*** Dataset ***

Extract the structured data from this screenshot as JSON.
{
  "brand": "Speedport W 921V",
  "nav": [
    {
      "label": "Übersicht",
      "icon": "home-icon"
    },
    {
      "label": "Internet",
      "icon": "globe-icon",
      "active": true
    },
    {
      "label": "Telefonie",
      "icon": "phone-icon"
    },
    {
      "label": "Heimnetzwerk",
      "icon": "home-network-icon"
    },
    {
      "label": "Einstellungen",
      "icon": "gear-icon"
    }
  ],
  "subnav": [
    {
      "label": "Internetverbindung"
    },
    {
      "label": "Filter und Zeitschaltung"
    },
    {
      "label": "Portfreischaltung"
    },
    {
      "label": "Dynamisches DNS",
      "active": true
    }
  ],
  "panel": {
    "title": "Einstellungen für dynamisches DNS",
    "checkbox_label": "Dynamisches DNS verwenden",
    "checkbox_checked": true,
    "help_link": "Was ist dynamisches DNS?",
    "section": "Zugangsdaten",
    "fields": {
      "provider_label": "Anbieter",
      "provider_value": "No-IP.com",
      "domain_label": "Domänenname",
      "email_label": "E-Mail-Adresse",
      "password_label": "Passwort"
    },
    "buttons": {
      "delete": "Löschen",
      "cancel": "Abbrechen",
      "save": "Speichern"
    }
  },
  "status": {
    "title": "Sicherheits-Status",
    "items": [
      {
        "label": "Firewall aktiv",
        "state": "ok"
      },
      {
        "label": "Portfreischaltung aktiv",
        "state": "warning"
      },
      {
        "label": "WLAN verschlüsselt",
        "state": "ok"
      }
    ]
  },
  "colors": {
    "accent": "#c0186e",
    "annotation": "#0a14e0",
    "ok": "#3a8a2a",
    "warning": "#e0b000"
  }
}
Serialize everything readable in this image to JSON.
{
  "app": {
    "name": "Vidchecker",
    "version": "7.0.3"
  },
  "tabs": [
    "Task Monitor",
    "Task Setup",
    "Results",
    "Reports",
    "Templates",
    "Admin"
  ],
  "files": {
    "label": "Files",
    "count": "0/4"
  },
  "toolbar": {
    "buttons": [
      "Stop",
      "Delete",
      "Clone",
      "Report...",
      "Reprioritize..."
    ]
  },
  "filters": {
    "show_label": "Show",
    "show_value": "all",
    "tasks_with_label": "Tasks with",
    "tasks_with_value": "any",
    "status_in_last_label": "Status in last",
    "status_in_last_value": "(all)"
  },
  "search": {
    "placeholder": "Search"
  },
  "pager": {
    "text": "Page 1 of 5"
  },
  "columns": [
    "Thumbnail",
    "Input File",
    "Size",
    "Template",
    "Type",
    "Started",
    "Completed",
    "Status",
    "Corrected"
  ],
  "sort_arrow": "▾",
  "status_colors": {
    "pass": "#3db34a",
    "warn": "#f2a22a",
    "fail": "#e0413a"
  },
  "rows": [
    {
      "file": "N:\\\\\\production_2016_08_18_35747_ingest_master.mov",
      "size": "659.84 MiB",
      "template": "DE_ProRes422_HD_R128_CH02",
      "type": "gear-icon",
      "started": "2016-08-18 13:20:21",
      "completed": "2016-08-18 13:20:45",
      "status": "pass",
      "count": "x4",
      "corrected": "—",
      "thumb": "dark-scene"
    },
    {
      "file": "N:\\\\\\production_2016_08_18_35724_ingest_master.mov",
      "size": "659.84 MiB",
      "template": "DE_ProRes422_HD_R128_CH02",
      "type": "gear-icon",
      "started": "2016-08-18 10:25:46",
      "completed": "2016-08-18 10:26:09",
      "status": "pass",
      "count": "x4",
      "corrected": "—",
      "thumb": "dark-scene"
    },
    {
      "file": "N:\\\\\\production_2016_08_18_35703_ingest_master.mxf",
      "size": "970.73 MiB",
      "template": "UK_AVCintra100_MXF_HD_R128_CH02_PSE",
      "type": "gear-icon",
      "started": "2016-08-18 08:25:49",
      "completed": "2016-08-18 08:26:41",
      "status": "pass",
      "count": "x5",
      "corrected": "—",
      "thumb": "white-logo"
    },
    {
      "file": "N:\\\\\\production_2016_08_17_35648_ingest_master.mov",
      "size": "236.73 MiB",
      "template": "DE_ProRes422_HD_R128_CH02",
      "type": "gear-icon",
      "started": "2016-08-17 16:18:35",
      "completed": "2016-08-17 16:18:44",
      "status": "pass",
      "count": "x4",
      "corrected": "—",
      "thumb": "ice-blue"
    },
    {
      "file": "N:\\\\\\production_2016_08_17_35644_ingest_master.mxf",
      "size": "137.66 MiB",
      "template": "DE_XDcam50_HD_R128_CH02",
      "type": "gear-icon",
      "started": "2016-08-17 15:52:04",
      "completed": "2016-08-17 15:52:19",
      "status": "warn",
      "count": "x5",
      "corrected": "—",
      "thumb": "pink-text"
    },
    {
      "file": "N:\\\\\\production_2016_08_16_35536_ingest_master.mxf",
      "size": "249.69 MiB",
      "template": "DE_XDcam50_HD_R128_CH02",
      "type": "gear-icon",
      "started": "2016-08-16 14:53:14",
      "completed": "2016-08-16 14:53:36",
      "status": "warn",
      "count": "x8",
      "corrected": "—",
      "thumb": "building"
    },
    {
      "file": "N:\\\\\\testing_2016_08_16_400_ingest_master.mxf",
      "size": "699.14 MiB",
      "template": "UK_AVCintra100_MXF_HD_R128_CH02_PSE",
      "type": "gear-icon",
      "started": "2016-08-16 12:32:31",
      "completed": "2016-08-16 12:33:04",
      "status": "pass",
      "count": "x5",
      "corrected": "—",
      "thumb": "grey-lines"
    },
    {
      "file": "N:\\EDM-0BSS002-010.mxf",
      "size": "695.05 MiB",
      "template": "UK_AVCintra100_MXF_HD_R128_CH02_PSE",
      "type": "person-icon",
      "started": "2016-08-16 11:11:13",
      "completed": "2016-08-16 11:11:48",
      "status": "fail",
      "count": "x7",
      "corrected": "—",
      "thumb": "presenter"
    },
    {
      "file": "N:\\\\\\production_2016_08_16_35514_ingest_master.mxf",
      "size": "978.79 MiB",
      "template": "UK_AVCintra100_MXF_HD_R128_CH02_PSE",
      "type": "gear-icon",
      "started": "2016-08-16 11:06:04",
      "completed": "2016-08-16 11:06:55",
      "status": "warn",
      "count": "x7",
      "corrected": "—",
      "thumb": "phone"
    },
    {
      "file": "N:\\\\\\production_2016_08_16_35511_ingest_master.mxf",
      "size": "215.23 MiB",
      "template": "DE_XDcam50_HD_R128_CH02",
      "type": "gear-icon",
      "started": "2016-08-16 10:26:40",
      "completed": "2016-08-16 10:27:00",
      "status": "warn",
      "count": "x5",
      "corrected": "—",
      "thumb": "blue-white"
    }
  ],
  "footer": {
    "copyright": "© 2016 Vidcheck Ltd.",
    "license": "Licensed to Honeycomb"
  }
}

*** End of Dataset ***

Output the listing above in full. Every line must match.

Answer to this task |
Extract the structured data from this screenshot as JSON.
{
  "brand": "Speedport W 921V",
  "nav": [
    {
      "label": "Übersicht",
      "icon": "home-icon"
    },
    {
      "label": "Internet",
      "icon": "globe-icon",
      "active": true
    },
    {
      "label": "Telefonie",
      "icon": "phone-icon"
    },
    {
      "label": "Heimnetzwerk",
      "icon": "home-network-icon"
    },
    {
      "label": "Einstellungen",
      "icon": "gear-icon"
    }
  ],
  "subnav": [
    {
      "label": "Internetverbindung"
    },
    {
      "label": "Filter und Zeitschaltung"
    },
    {
      "label": "Portfreischaltung"
    },
    {
      "label": "Dynamisches DNS",
      "active": true
    }
  ],
  "panel": {
    "title": "Einstellungen für dynamisches DNS",
    "checkbox_label": "Dynamisches DNS verwenden",
    "checkbox_checked": true,
    "help_link": "Was ist dynamisches DNS?",
    "section": "Zugangsdaten",
    "fields": {
      "provider_label": "Anbieter",
      "provider_value": "No-IP.com",
      "domain_label": "Domänenname",
      "email_label": "E-Mail-Adresse",
      "password_label": "Passwort"
    },
    "buttons": {
      "delete": "Löschen",
      "cancel": "Abbrechen",
      "save": "Speichern"
    }
  },
  "status": {
    "title": "Sicherheits-Status",
    "items": [
      {
        "label": "Firewall aktiv",
        "state": "ok"
      },
      {
        "label": "Portfreischaltung aktiv",
        "state": "warning"
      },
      {
        "label": "WLAN verschlüsselt",
        "state": "ok"
      }
    ]
  },
  "colors": {
    "accent": "#c0186e",
    "annotation": "#0a14e0",
    "ok": "#3a8a2a",
    "warning": "#e0b000"
  }
}
Serialize everything readable in this image to JSON.
{
  "app": {
    "name": "Vidchecker",
    "version": "7.0.3"
  },
  "tabs": [
    "Task Monitor",
    "Task Setup",
    "Results",
    "Reports",
    "Templates",
    "Admin"
  ],
  "files": {
    "label": "Files",
    "count": "0/4"
  },
  "toolbar": {
    "buttons": [
      "Stop",
      "Delete",
      "Clone",
      "Report...",
      "Reprioritize..."
    ]
  },
  "filters": {
    "show_label": "Show",
    "show_value": "all",
    "tasks_with_label": "Tasks with",
    "tasks_with_value": "any",
    "status_in_last_label": "Status in last",
    "status_in_last_value": "(all)"
  },
  "search": {
    "placeholder": "Search"
  },
  "pager": {
    "text": "Page 1 of 5"
  },
  "columns": [
    "Thumbnail",
    "Input File",
    "Size",
    "Template",
    "Type",
    "Started",
    "Completed",
    "Status",
    "Corrected"
  ],
  "sort_arrow": "▾",
  "status_colors": {
    "pass": "#3db34a",
    "warn": "#f2a22a",
    "fail": "#e0413a"
  },
  "rows": [
    {
      "file": "N:\\\\\\production_2016_08_18_35747_ingest_master.mov",
      "size": "659.84 MiB",
      "template": "DE_ProRes422_HD_R128_CH02",
      "type": "gear-icon",
      "started": "2016-08-18 13:20:21",
      "completed": "2016-08-18 13:20:45",
      "status": "pass",
      "count": "x4",
      "corrected": "—",
      "thumb": "dark-scene"
    },
    {
      "file": "N:\\\\\\production_2016_08_18_35724_ingest_master.mov",
      "size": "659.84 MiB",
      "template": "DE_ProRes422_HD_R128_CH02",
      "type": "gear-icon",
      "started": "2016-08-18 10:25:46",
      "completed": "2016-08-18 10:26:09",
      "status": "pass",
      "count": "x4",
      "corrected": "—",
      "thumb": "dark-scene"
    },
    {
      "file": "N:\\\\\\production_2016_08_18_35703_ingest_master.mxf",
      "size": "970.73 MiB",
      "template": "UK_AVCintra100_MXF_HD_R128_CH02_PSE",
      "type": "gear-icon",
      "started": "2016-08-18 08:25:49",
      "completed": "2016-08-18 08:26:41",
      "status": "pass",
      "count": "x5",
      "corrected": "—",
      "thumb": "white-logo"
    },
    {
      "file": "N:\\\\\\production_2016_08_17_35648_ingest_master.mov",
      "size": "236.73 MiB",
      "template": "DE_ProRes422_HD_R128_CH02",
      "type": "gear-icon",
      "started": "2016-08-17 16:18:35",
      "completed": "2016-08-17 16:18:44",
      "status": "pass",
      "count": "x4",
      "corrected": "—",
      "thumb": "ice-blue"
    },
    {
      "file": "N:\\\\\\production_2016_08_17_35644_ingest_master.mxf",
      "size": "137.66 MiB",
      "template": "DE_XDcam50_HD_R128_CH02",
      "type": "gear-icon",
      "started": "2016-08-17 15:52:04",
      "completed": "2016-08-17 15:52:19",
      "status": "warn",
      "count": "x5",
      "corrected": "—",
      "thumb": "pink-text"
    },
    {
      "file": "N:\\\\\\production_2016_08_16_35536_ingest_master.mxf",
      "size": "249.69 MiB",
      "template": "DE_XDcam50_HD_R128_CH02",
      "type": "gear-icon",
      "started": "2016-08-16 14:53:14",
      "completed": "2016-08-16 14:53:36",
      "status": "warn",
      "count": "x8",
      "corrected": "—",
      "thumb": "building"
    },
    {
      "file": "N:\\\\\\testing_2016_08_16_400_ingest_master.mxf",
      "size": "699.14 MiB",
      "template": "UK_AVCintra100_MXF_HD_R128_CH02_PSE",
      "type": "gear-icon",
      "started": "2016-08-16 12:32:31",
      "completed": "2016-08-16 12:33:04",
      "status": "pass",
      "count": "x5",
      "corrected": "—",
      "thumb": "grey-lines"
    },
    {
      "file": "N:\\EDM-0BSS002-010.mxf",
      "size": "695.05 MiB",
      "template": "UK_AVCintra100_MXF_HD_R128_CH02_PSE",
      "type": "person-icon",
      "started": "2016-08-16 11:11:13",
      "completed": "2016-08-16 11:11:48",
      "status": "fail",
      "count": "x7",
      "corrected": "—",
      "thumb": "presenter"
    },
    {
      "file": "N:\\\\\\production_2016_08_16_35514_ingest_master.mxf",
      "size": "978.79 MiB",
      "template": "UK_AVCintra100_MXF_HD_R128_CH02_PSE",
      "type": "gear-icon",
      "started": "2016-08-16 11:06:04",
      "completed": "2016-08-16 11:06:55",
      "status": "warn",
      "count": "x7",
      "corrected": "—",
      "thumb": "phone"
    },
    {
      "file": "N:\\\\\\production_2016_08_16_35511_ingest_master.mxf",
      "size": "215.23 MiB",
      "template": "DE_XDcam50_HD_R128_CH02",
      "type": "gear-icon",
      "started": "2016-08-16 10:26:40",
      "completed": "2016-08-16 10:27:00",
      "status": "warn",
      "count": "x5",
      "corrected": "—",
      "thumb": "blue-white"
    }
  ],
  "footer": {
    "copyright": "© 2016 Vidcheck Ltd.",
    "license": "Licensed to Honeycomb"
  }
}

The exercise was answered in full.